[Description of the task]:
Print the listing below exactly, images excluded.
- - -
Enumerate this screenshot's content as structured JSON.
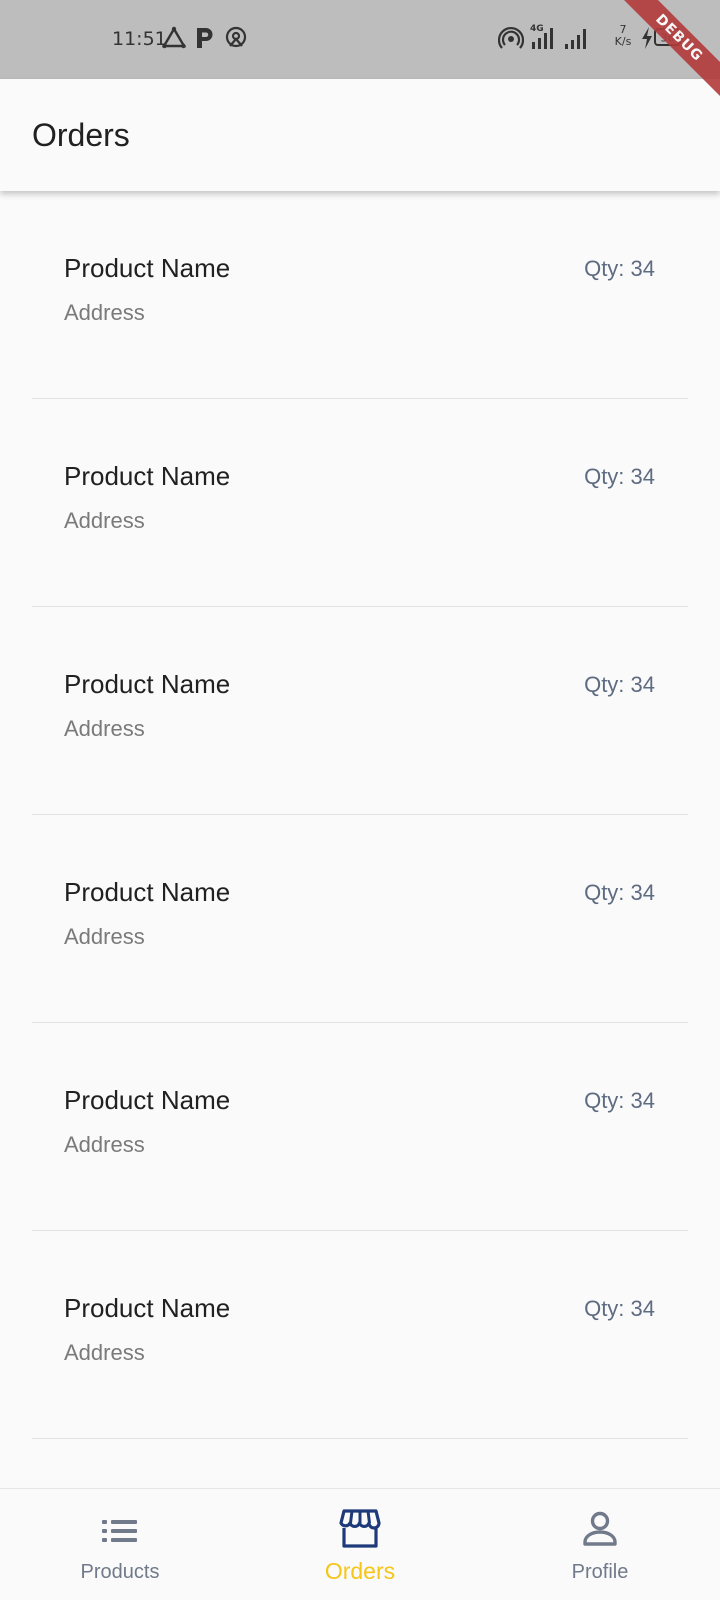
{
  "status_bar": {
    "time": "11:51",
    "network_type": "4G",
    "speed_value": "7",
    "speed_unit": "K/s",
    "battery": "36",
    "debug_label": "DEBUG"
  },
  "app_bar": {
    "title": "Orders"
  },
  "orders": [
    {
      "product_name": "Product Name",
      "address": "Address",
      "qty": "Qty: 34"
    },
    {
      "product_name": "Product Name",
      "address": "Address",
      "qty": "Qty: 34"
    },
    {
      "product_name": "Product Name",
      "address": "Address",
      "qty": "Qty: 34"
    },
    {
      "product_name": "Product Name",
      "address": "Address",
      "qty": "Qty: 34"
    },
    {
      "product_name": "Product Name",
      "address": "Address",
      "qty": "Qty: 34"
    },
    {
      "product_name": "Product Name",
      "address": "Address",
      "qty": "Qty: 34"
    }
  ],
  "bottom_nav": {
    "items": [
      {
        "label": "Products",
        "icon": "list-icon",
        "active": false
      },
      {
        "label": "Orders",
        "icon": "storefront-icon",
        "active": true
      },
      {
        "label": "Profile",
        "icon": "person-icon",
        "active": false
      }
    ]
  },
  "colors": {
    "accent": "#f5c518",
    "active_icon": "#1f3a7a",
    "inactive": "#707a8a",
    "status_bar_bg": "#bdbdbd",
    "debug_ribbon": "#b23b3b"
  }
}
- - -
[Task response]:
Enumerate this screenshot's content as structured JSON.
{
  "status_bar": {
    "time": "11:51",
    "network_type": "4G",
    "speed_value": "7",
    "speed_unit": "K/s",
    "battery": "36",
    "debug_label": "DEBUG"
  },
  "app_bar": {
    "title": "Orders"
  },
  "orders": [
    {
      "product_name": "Product Name",
      "address": "Address",
      "qty": "Qty: 34"
    },
    {
      "product_name": "Product Name",
      "address": "Address",
      "qty": "Qty: 34"
    },
    {
      "product_name": "Product Name",
      "address": "Address",
      "qty": "Qty: 34"
    },
    {
      "product_name": "Product Name",
      "address": "Address",
      "qty": "Qty: 34"
    },
    {
      "product_name": "Product Name",
      "address": "Address",
      "qty": "Qty: 34"
    },
    {
      "product_name": "Product Name",
      "address": "Address",
      "qty": "Qty: 34"
    }
  ],
  "bottom_nav": {
    "items": [
      {
        "label": "Products",
        "icon": "list-icon",
        "active": false
      },
      {
        "label": "Orders",
        "icon": "storefront-icon",
        "active": true
      },
      {
        "label": "Profile",
        "icon": "person-icon",
        "active": false
      }
    ]
  },
  "colors": {
    "accent": "#f5c518",
    "active_icon": "#1f3a7a",
    "inactive": "#707a8a",
    "status_bar_bg": "#bdbdbd",
    "debug_ribbon": "#b23b3b"
  }
}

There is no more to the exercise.